Breaking down the barriers
To make the most of the potential profit offered by housing microfinance — which according to the recent research by Habitat’s Terwilliger Center could be similar, or even higher than mainstream microfinance products, as highlighted in the McKinsey report — investors need to be more committed to a long-term horizon for returns, and to social impact investing. They also need to understand their risks and costs, and fully appreciate market evolution and trends. They might need to think more creatively about how to better leverage local currency and local liquidity in banking and in pension sectors.
Blended capital is also important if we want to encourage the adoption of housing microfinance as a relevant product in financial institutions’ overall portfolios. Within markets, there are institutions ready to take the risk and act as market leads, but adequate funding to support the introduction of such loans is required.

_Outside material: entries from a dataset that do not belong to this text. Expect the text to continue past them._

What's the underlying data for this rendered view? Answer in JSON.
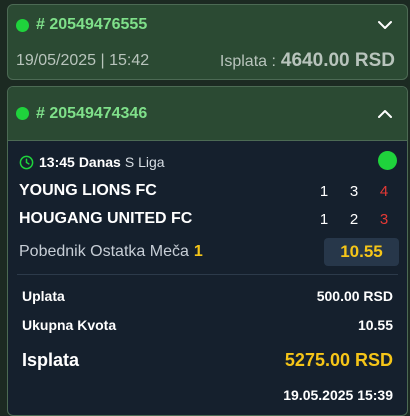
{
  "ticket1": {
    "id": "# 20549476555",
    "datetime": "19/05/2025 | 15:42",
    "payout_label": "Isplata :",
    "payout_amount": "4640.00 RSD",
    "expanded": false
  },
  "ticket2": {
    "id": "# 20549474346",
    "expanded": true,
    "match": {
      "time": "13:45",
      "day": "Danas",
      "league": "S Liga",
      "teams": [
        {
          "name": "YOUNG LIONS FC",
          "scores": [
            "1",
            "3",
            "4"
          ]
        },
        {
          "name": "HOUGANG UNITED FC",
          "scores": [
            "1",
            "2",
            "3"
          ]
        }
      ],
      "pick_label": "Pobednik Ostatka Meča",
      "pick_value": "1",
      "odd": "10.55"
    },
    "summary": {
      "stake_label": "Uplata",
      "stake_value": "500.00 RSD",
      "total_odds_label": "Ukupna Kvota",
      "total_odds_value": "10.55",
      "payout_label": "Isplata",
      "payout_value": "5275.00 RSD"
    },
    "timestamp": "19.05.2025 15:39"
  },
  "colors": {
    "live": "#1fd33c",
    "accent": "#f5c518",
    "loss_score": "#e53935",
    "header_bg": "#2b4a33"
  }
}
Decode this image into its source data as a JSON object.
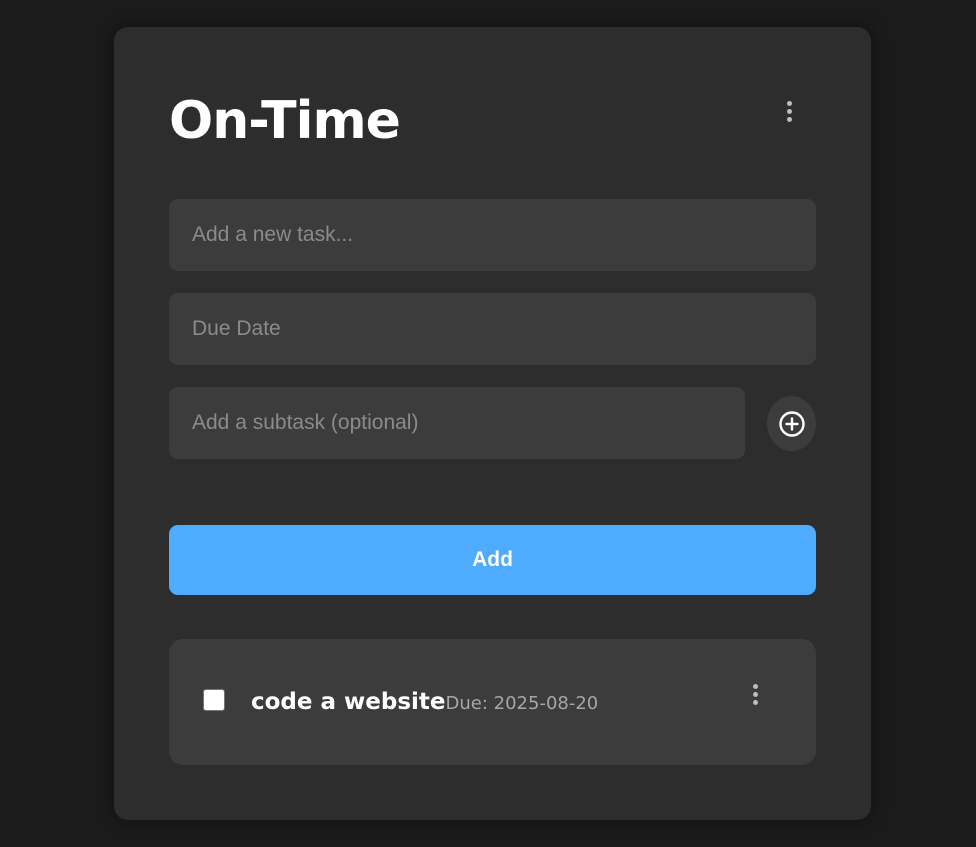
{
  "app": {
    "title": "On-Time"
  },
  "form": {
    "task_placeholder": "Add a new task...",
    "due_date_placeholder": "Due Date",
    "subtask_placeholder": "Add a subtask (optional)",
    "add_subtask_icon": "plus-circle-icon",
    "add_button_label": "Add"
  },
  "tasks": [
    {
      "name": "code a website",
      "due_label": "Due: 2025-08-20",
      "completed": false
    }
  ],
  "colors": {
    "background": "#1b1b1b",
    "card": "#2d2d2d",
    "input": "#3c3c3c",
    "accent": "#4eabfd"
  },
  "icons": {
    "header_menu": "more-vertical-icon",
    "task_menu": "more-vertical-icon"
  }
}
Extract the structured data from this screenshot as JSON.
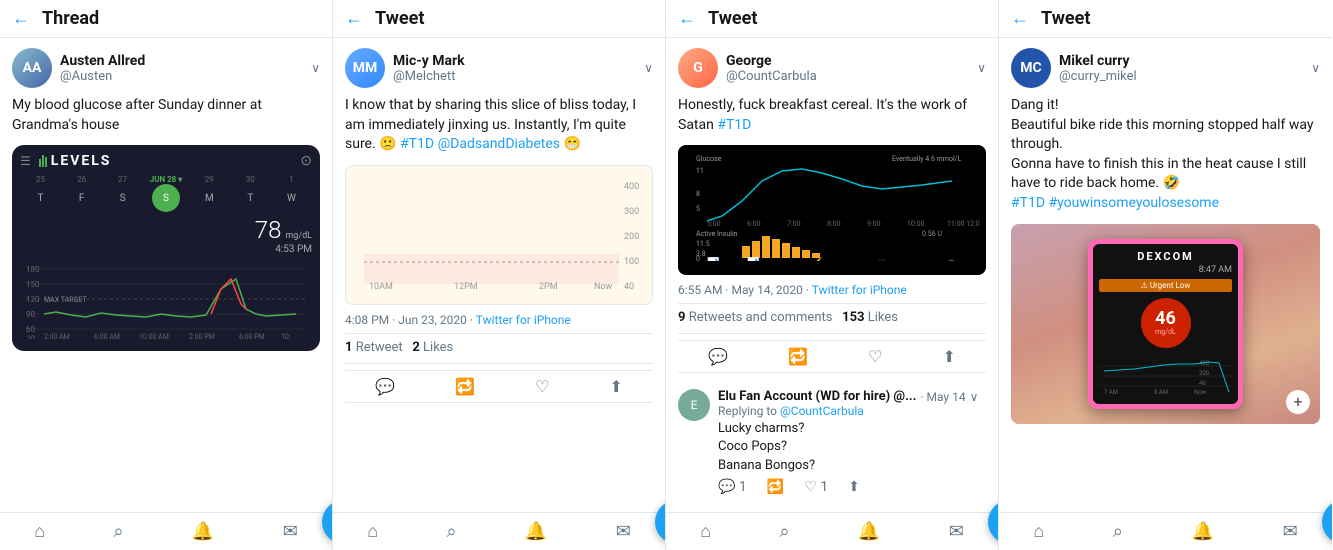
{
  "panels": [
    {
      "id": "panel1",
      "header_type": "Thread",
      "header_title": "Thread",
      "user": {
        "name": "Austen Allred",
        "handle": "@Austen",
        "avatar_initials": "AA",
        "avatar_color": "#4a6a8a"
      },
      "tweet_text": "My blood glucose after Sunday dinner at Grandma's house",
      "has_levels_chart": true,
      "levels": {
        "title": "LEVELS",
        "glucose_value": "78",
        "glucose_unit": "mg/dL",
        "glucose_time": "4:53 PM",
        "days": [
          {
            "label": "25",
            "letter": "T",
            "active": false
          },
          {
            "label": "26",
            "letter": "F",
            "active": false
          },
          {
            "label": "27",
            "letter": "S",
            "active": false
          },
          {
            "label": "JUN 28",
            "letter": "S",
            "active": true,
            "selected": true
          },
          {
            "label": "29",
            "letter": "M",
            "active": false
          },
          {
            "label": "30",
            "letter": "T",
            "active": false
          },
          {
            "label": "1",
            "letter": "W",
            "active": false
          }
        ],
        "y_labels": [
          "180",
          "150",
          "120",
          "90",
          "60",
          "30"
        ],
        "x_labels": [
          "2:00 AM",
          "6:00 AM",
          "10:00 AM",
          "2:00 PM",
          "6:00 PM",
          "10:"
        ]
      },
      "nav": [
        "home",
        "search",
        "bell",
        "mail"
      ]
    },
    {
      "id": "panel2",
      "header_type": "Tweet",
      "header_title": "Tweet",
      "user": {
        "name": "Mic-y Mark",
        "handle": "@Melchett",
        "avatar_initials": "MM",
        "avatar_color": "#3388ff"
      },
      "tweet_text": "I know that by sharing this slice of bliss today, I am immediately jinxing us. Instantly, I'm quite sure. 🙁 #T1D @DadsandDiabetes 😁",
      "has_chart": true,
      "meta": "4:08 PM · Jun 23, 2020 · Twitter for iPhone",
      "stats": {
        "retweets": "1 Retweet",
        "likes": "2 Likes"
      },
      "nav": [
        "home",
        "search",
        "bell",
        "mail"
      ]
    },
    {
      "id": "panel3",
      "header_type": "Tweet",
      "header_title": "Tweet",
      "user": {
        "name": "George",
        "handle": "@CountCarbula",
        "avatar_initials": "G",
        "avatar_color": "#e07040"
      },
      "tweet_text": "Honestly, fuck breakfast cereal. It's the work of Satan #T1D",
      "has_glucose_chart": true,
      "meta": "6:55 AM · May 14, 2020 · Twitter for iPhone",
      "stats": {
        "retweets": "9",
        "retweet_label": "Retweets and comments",
        "likes": "153",
        "like_label": "Likes"
      },
      "reply": {
        "name": "Elu Fan Account (WD for hire) @...",
        "date": "May 14",
        "avatar_initials": "E",
        "avatar_color": "#888",
        "reply_to": "@CountCarbula",
        "text": "Lucky charms?\nCoco Pops?\nBanana Bongos?",
        "likes": "1"
      },
      "nav": [
        "home",
        "search",
        "bell",
        "mail"
      ]
    },
    {
      "id": "panel4",
      "header_type": "Tweet",
      "header_title": "Tweet",
      "user": {
        "name": "Mikel curry",
        "handle": "@curry_mikel",
        "avatar_initials": "MC",
        "avatar_color": "#2255aa"
      },
      "tweet_text": "Dang it!\nBeautiful bike ride this morning stopped half way through.\nGonna have to finish this in the heat cause I still have to ride back home. 🤣\n#T1D #youwinsomeyoulosesome",
      "has_dexcom": true,
      "nav": [
        "home",
        "search",
        "bell",
        "mail"
      ]
    }
  ]
}
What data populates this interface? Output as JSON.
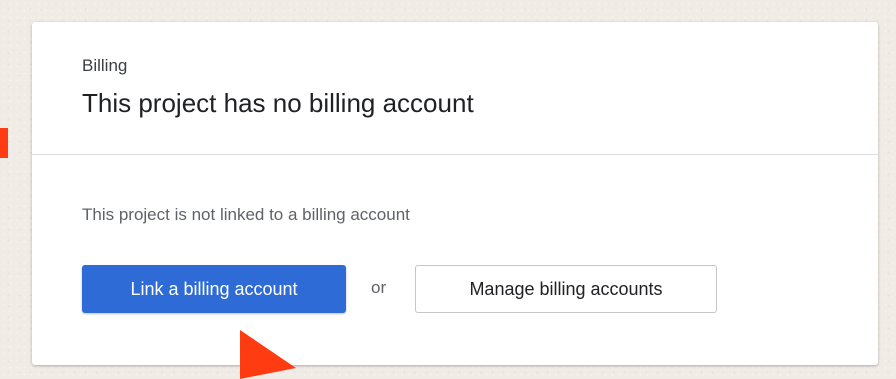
{
  "billing_card": {
    "header": {
      "label": "Billing",
      "title": "This project has no billing account"
    },
    "body": {
      "description": "This project is not linked to a billing account",
      "link_button_label": "Link a billing account",
      "separator_text": "or",
      "manage_button_label": "Manage billing accounts"
    }
  },
  "colors": {
    "primary_button": "#2e6bd6",
    "annotation": "#ff3b12",
    "background": "#f0ebe5"
  }
}
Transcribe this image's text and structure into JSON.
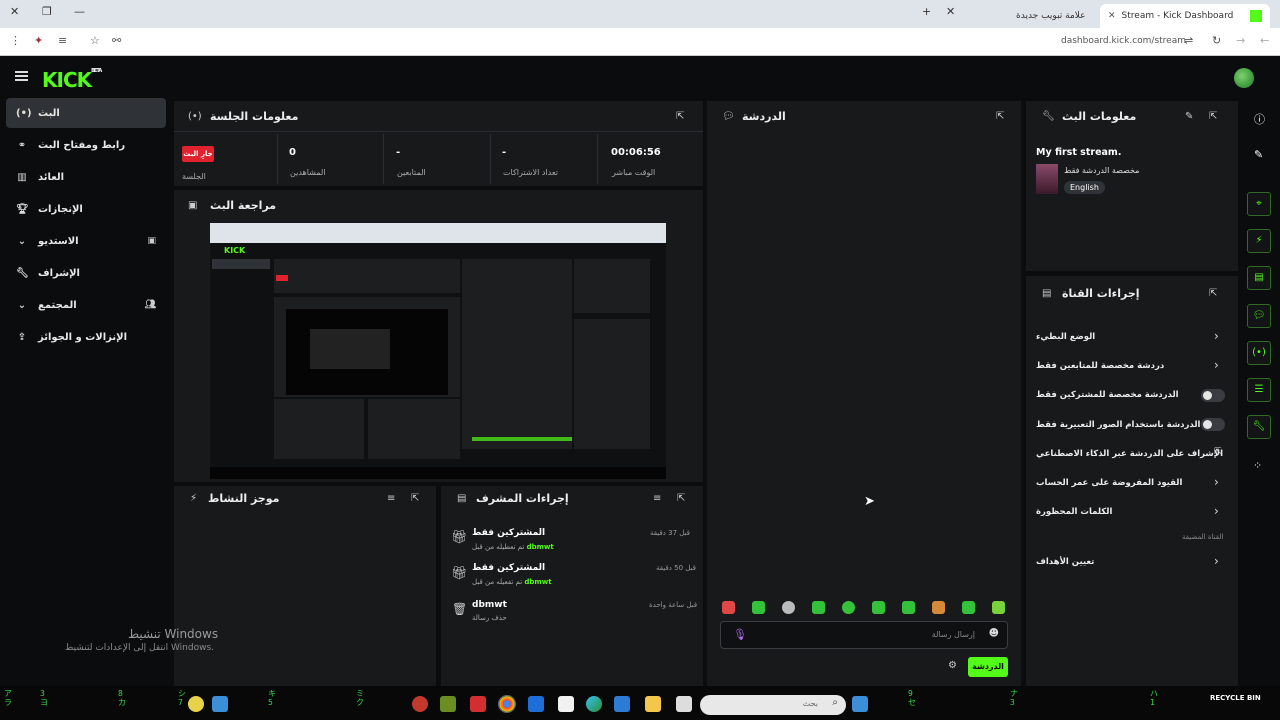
{
  "browser": {
    "tabs": [
      {
        "label": "Stream - Kick Dashboard",
        "active": true
      },
      {
        "label": "علامة تبويب جديدة",
        "active": false
      }
    ],
    "url": "dashboard.kick.com/stream"
  },
  "topbar": {
    "logo": "KICK",
    "badge": "BETA"
  },
  "sidebar": {
    "items": [
      {
        "label": "البث",
        "icon": "broadcast-icon",
        "active": true
      },
      {
        "label": "رابط ومفتاح البث",
        "icon": "link-icon"
      },
      {
        "label": "العائد",
        "icon": "chart-icon"
      },
      {
        "label": "الإنجازات",
        "icon": "trophy-icon"
      },
      {
        "label": "الاستديو",
        "icon": "studio-icon",
        "expand": true
      },
      {
        "label": "الإشراف",
        "icon": "wrench-icon"
      },
      {
        "label": "المجتمع",
        "icon": "community-icon",
        "expand": true
      },
      {
        "label": "الإنزالات و الجوائز",
        "icon": "drops-icon"
      }
    ]
  },
  "session": {
    "title": "معلومات الجلسة",
    "live_badge": "جارِ البث",
    "stats": [
      {
        "value": "00:06:56",
        "label": "الوقت مباشر"
      },
      {
        "value": "-",
        "label": "تعداد الاشتراكات"
      },
      {
        "value": "-",
        "label": "المتابعين"
      },
      {
        "value": "0",
        "label": "المشاهدين"
      },
      {
        "value": "",
        "label": "الجلسة"
      }
    ]
  },
  "preview": {
    "title": "مراجعة البث"
  },
  "chat": {
    "title": "الدردشة",
    "input_placeholder": "إرسال رسالة",
    "send_label": "الدردشة"
  },
  "stream_info": {
    "title": "معلومات البث",
    "stream_title": "My first stream.",
    "category": "مخصصة الدردشة فقط",
    "language": "English"
  },
  "channel_actions": {
    "title": "إجراءات القناة",
    "items": [
      {
        "label": "الوضع البطيء",
        "type": "chevron"
      },
      {
        "label": "دردشة مخصصة للمتابعين فقط",
        "type": "chevron"
      },
      {
        "label": "الدردشة مخصصة للمشتركين فقط",
        "type": "toggle"
      },
      {
        "label": "الدردشة باستخدام الصور التعبيرية فقط",
        "type": "toggle"
      },
      {
        "label": "الإشراف على الدردشة عبر الذكاء الاصطناعي",
        "type": "external"
      },
      {
        "label": "القيود المفروضة على عمر الحساب",
        "type": "chevron"
      },
      {
        "label": "الكلمات المحظورة",
        "type": "chevron"
      }
    ],
    "section_label": "القناة المضيفة",
    "goals_label": "تعيين الأهداف"
  },
  "activity": {
    "title": "موجز النشاط"
  },
  "mod_actions": {
    "title": "إجراءات المشرف",
    "items": [
      {
        "title": "المشتركين فقط",
        "action": "تم تعطيله من قبل",
        "user": "dbmwt",
        "time": "قبل 37 دقيقة",
        "icon": "gift-icon"
      },
      {
        "title": "المشتركين فقط",
        "action": "تم تفعيله من قبل",
        "user": "dbmwt",
        "time": "قبل 50 دقيقة",
        "icon": "gift-icon"
      },
      {
        "title": "dbmwt",
        "action": "حذف رسالة",
        "user": "",
        "time": "قبل ساعة واحدة",
        "icon": "trash-icon"
      }
    ]
  },
  "watermark": {
    "line1": "تنشيط Windows",
    "line2": "انتقل إلى الإعدادات لتنشيط Windows."
  },
  "taskbar": {
    "search_placeholder": "بحث",
    "recycle": "RECYCLE BIN"
  },
  "colors": {
    "accent": "#53fc18",
    "live": "#e0212e",
    "panel": "#18191b",
    "background": "#0b0c0d"
  }
}
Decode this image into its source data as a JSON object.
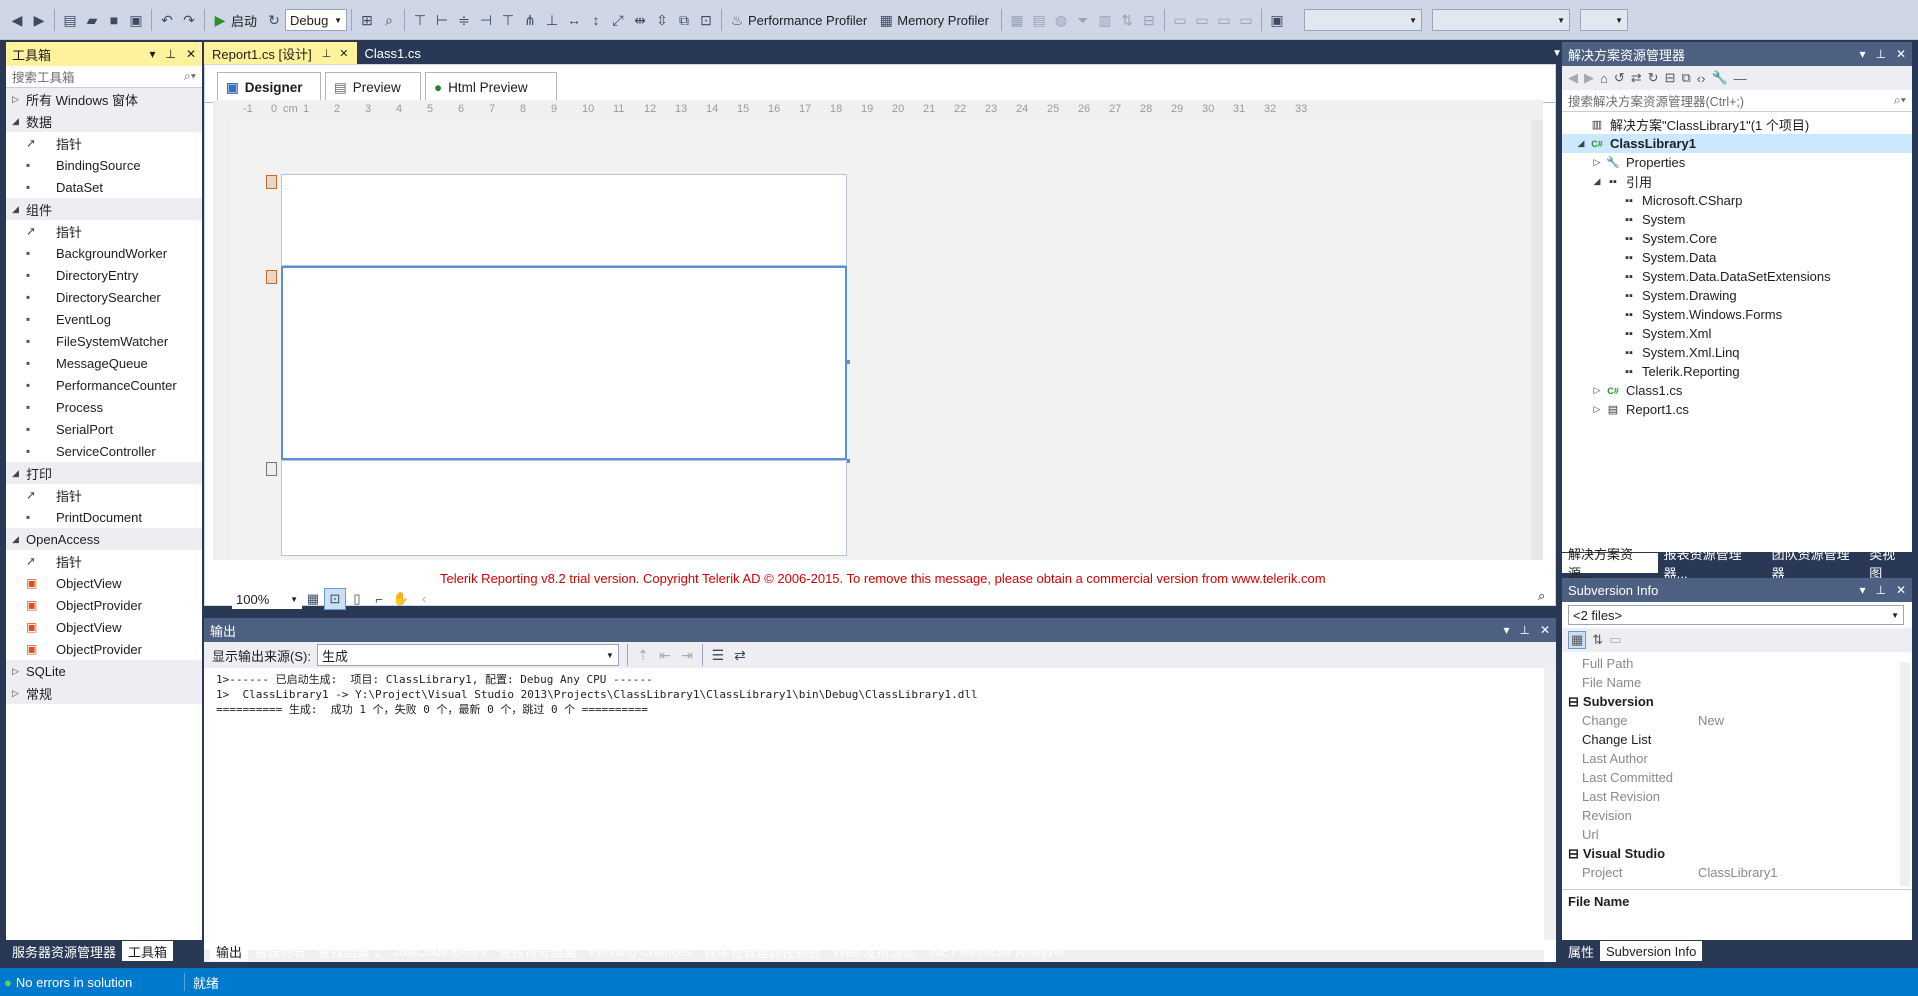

More donor support is likely to be needed for microfinance products’ design and piloting phases. The effectiveness of such support has been shown by an earlier project launched in 2009, in Peru, with support from the Inter-American Development Bank, or IDB. Mibanco, a Peruvian microfinance bank, developed the housing microfinance product Micasa, with grant funding from IDB and technical assistance from Habitat’s Terwilliger Center. The pilot project reached close to 1,500 clients in the first year and has grown significantly — it has now reached more than 201,000 clients, disbursing approximately 16,000 loans a month.
Proper knowledge of the demand, and training Mibanco’s staff on how to design and sell the new loan was as a key outlay before the launch. Doing the same elsewhere will help convince institutions that new products can be marketed successfully.
The groundwork that was a fundamental element of BAUA, and which built on Micasa, developed tools and approaches that can be replicated elsewhere. This includes: Properly understanding your customers and their needs and aspirations, appreciating the local market, finding a competitive position, and knowing the broader housing sector.
Donor agencies are aware that housing is a fundamental human need, and it is an expressed priority for the Sustainable Development Goals. They might consider investing more strategically in housing microfinance projects, leveraging the knowledge and resources that already exist, and being more judicious on what support is subsidized and for how long.
We believe that BAUA’s popularity with customers and the success of the loans for banks has demonstrated the business case for housing microfinance in sub-Saharan Africa. Recent research undertaken by Habitat’s Terwilliger Center has shown that at least 47 percent of financial institutions find it as profitable as other products offered by the institution, and 51 percent of institutions expect a return in one to three years.
Data — as provided by the International Finance Corporation, showing that more than 20 percent of microfinance loans are used for housing — and high levels of demand present a clear opportunity to expand into this sector.
With more commitment from donors and more flexibility and stamina from financial institutions, more housing microfinance loans could be offered to low-income households. This would help decrease the housing deficit and break the cycle of poverty for thousands of families across sub-Saharan Africa.
Habitat for Humanity’s Terwilliger Center and the Mastercard Foundation will be talking more about this topic at the upcoming Housing Finance Forum in Uganda, on July 11-12. Click here for more information.